■ **Task objective**: Your task is to give the data again, exactly, with every line intact.

■ **Dataset rows describing interfaces**:
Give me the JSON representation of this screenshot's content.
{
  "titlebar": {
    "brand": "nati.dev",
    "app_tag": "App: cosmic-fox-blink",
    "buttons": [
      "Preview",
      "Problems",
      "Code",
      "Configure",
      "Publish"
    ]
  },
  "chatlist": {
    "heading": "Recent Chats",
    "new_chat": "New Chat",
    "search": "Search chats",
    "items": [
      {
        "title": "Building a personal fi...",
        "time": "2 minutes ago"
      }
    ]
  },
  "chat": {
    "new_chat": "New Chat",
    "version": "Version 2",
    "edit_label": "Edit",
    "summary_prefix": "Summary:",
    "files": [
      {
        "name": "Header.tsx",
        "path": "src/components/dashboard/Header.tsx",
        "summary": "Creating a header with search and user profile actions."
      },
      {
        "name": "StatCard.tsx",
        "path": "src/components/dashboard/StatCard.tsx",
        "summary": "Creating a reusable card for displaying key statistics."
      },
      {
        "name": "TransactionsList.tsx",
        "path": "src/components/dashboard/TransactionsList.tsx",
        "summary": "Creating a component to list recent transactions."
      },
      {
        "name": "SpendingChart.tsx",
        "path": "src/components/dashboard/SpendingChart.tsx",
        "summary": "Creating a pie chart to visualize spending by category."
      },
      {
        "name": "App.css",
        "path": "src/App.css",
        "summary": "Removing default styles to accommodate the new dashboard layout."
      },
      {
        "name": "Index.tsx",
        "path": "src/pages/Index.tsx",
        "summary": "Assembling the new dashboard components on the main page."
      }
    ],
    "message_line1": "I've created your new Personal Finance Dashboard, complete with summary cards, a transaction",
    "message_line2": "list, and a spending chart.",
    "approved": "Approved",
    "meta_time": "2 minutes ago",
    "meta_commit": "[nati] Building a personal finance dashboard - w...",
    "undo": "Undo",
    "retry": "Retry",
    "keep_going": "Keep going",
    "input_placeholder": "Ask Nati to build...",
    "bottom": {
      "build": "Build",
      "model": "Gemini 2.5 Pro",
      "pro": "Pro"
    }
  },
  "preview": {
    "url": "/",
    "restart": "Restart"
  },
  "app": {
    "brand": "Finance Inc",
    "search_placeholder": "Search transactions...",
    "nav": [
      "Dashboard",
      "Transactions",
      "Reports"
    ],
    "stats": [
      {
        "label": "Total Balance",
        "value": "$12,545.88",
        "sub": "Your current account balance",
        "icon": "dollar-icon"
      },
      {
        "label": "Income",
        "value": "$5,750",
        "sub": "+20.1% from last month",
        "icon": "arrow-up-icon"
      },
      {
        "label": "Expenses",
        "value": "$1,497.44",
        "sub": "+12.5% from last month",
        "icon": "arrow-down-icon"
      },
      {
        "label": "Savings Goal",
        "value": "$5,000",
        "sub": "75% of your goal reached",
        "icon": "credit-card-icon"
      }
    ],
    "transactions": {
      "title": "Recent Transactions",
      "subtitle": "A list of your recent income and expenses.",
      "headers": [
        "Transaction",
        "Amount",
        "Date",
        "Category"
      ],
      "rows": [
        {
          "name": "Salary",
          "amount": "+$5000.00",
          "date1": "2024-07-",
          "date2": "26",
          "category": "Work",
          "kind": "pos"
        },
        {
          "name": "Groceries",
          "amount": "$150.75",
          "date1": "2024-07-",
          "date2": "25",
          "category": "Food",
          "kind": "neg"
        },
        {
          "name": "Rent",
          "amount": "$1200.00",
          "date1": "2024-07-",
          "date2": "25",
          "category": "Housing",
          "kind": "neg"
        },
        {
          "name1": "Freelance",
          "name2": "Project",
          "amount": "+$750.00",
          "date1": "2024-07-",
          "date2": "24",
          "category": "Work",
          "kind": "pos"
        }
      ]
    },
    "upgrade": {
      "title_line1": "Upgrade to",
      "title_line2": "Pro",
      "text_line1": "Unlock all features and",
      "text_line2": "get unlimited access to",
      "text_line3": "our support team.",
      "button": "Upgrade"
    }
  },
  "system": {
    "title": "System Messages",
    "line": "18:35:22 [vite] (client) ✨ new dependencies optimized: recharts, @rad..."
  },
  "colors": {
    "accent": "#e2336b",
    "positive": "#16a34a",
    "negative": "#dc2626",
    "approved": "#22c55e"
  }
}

■ **Written solution**:
Give me the JSON representation of this screenshot's content.
{
  "titlebar": {
    "brand": "nati.dev",
    "app_tag": "App: cosmic-fox-blink",
    "buttons": [
      "Preview",
      "Problems",
      "Code",
      "Configure",
      "Publish"
    ]
  },
  "chatlist": {
    "heading": "Recent Chats",
    "new_chat": "New Chat",
    "search": "Search chats",
    "items": [
      {
        "title": "Building a personal fi...",
        "time": "2 minutes ago"
      }
    ]
  },
  "chat": {
    "new_chat": "New Chat",
    "version": "Version 2",
    "edit_label": "Edit",
    "summary_prefix": "Summary:",
    "files": [
      {
        "name": "Header.tsx",
        "path": "src/components/dashboard/Header.tsx",
        "summary": "Creating a header with search and user profile actions."
      },
      {
        "name": "StatCard.tsx",
        "path": "src/components/dashboard/StatCard.tsx",
        "summary": "Creating a reusable card for displaying key statistics."
      },
      {
        "name": "TransactionsList.tsx",
        "path": "src/components/dashboard/TransactionsList.tsx",
        "summary": "Creating a component to list recent transactions."
      },
      {
        "name": "SpendingChart.tsx",
        "path": "src/components/dashboard/SpendingChart.tsx",
        "summary": "Creating a pie chart to visualize spending by category."
      },
      {
        "name": "App.css",
        "path": "src/App.css",
        "summary": "Removing default styles to accommodate the new dashboard layout."
      },
      {
        "name": "Index.tsx",
        "path": "src/pages/Index.tsx",
        "summary": "Assembling the new dashboard components on the main page."
      }
    ],
    "message_line1": "I've created your new Personal Finance Dashboard, complete with summary cards, a transaction",
    "message_line2": "list, and a spending chart.",
    "approved": "Approved",
    "meta_time": "2 minutes ago",
    "meta_commit": "[nati] Building a personal finance dashboard - w...",
    "undo": "Undo",
    "retry": "Retry",
    "keep_going": "Keep going",
    "input_placeholder": "Ask Nati to build...",
    "bottom": {
      "build": "Build",
      "model": "Gemini 2.5 Pro",
      "pro": "Pro"
    }
  },
  "preview": {
    "url": "/",
    "restart": "Restart"
  },
  "app": {
    "brand": "Finance Inc",
    "search_placeholder": "Search transactions...",
    "nav": [
      "Dashboard",
      "Transactions",
      "Reports"
    ],
    "stats": [
      {
        "label": "Total Balance",
        "value": "$12,545.88",
        "sub": "Your current account balance",
        "icon": "dollar-icon"
      },
      {
        "label": "Income",
        "value": "$5,750",
        "sub": "+20.1% from last month",
        "icon": "arrow-up-icon"
      },
      {
        "label": "Expenses",
        "value": "$1,497.44",
        "sub": "+12.5% from last month",
        "icon": "arrow-down-icon"
      },
      {
        "label": "Savings Goal",
        "value": "$5,000",
        "sub": "75% of your goal reached",
        "icon": "credit-card-icon"
      }
    ],
    "transactions": {
      "title": "Recent Transactions",
      "subtitle": "A list of your recent income and expenses.",
      "headers": [
        "Transaction",
        "Amount",
        "Date",
        "Category"
      ],
      "rows": [
        {
          "name": "Salary",
          "amount": "+$5000.00",
          "date1": "2024-07-",
          "date2": "26",
          "category": "Work",
          "kind": "pos"
        },
        {
          "name": "Groceries",
          "amount": "$150.75",
          "date1": "2024-07-",
          "date2": "25",
          "category": "Food",
          "kind": "neg"
        },
        {
          "name": "Rent",
          "amount": "$1200.00",
          "date1": "2024-07-",
          "date2": "25",
          "category": "Housing",
          "kind": "neg"
        },
        {
          "name1": "Freelance",
          "name2": "Project",
          "amount": "+$750.00",
          "date1": "2024-07-",
          "date2": "24",
          "category": "Work",
          "kind": "pos"
        }
      ]
    },
    "upgrade": {
      "title_line1": "Upgrade to",
      "title_line2": "Pro",
      "text_line1": "Unlock all features and",
      "text_line2": "get unlimited access to",
      "text_line3": "our support team.",
      "button": "Upgrade"
    }
  },
  "system": {
    "title": "System Messages",
    "line": "18:35:22 [vite] (client) ✨ new dependencies optimized: recharts, @rad..."
  },
  "colors": {
    "accent": "#e2336b",
    "positive": "#16a34a",
    "negative": "#dc2626",
    "approved": "#22c55e"
  }
}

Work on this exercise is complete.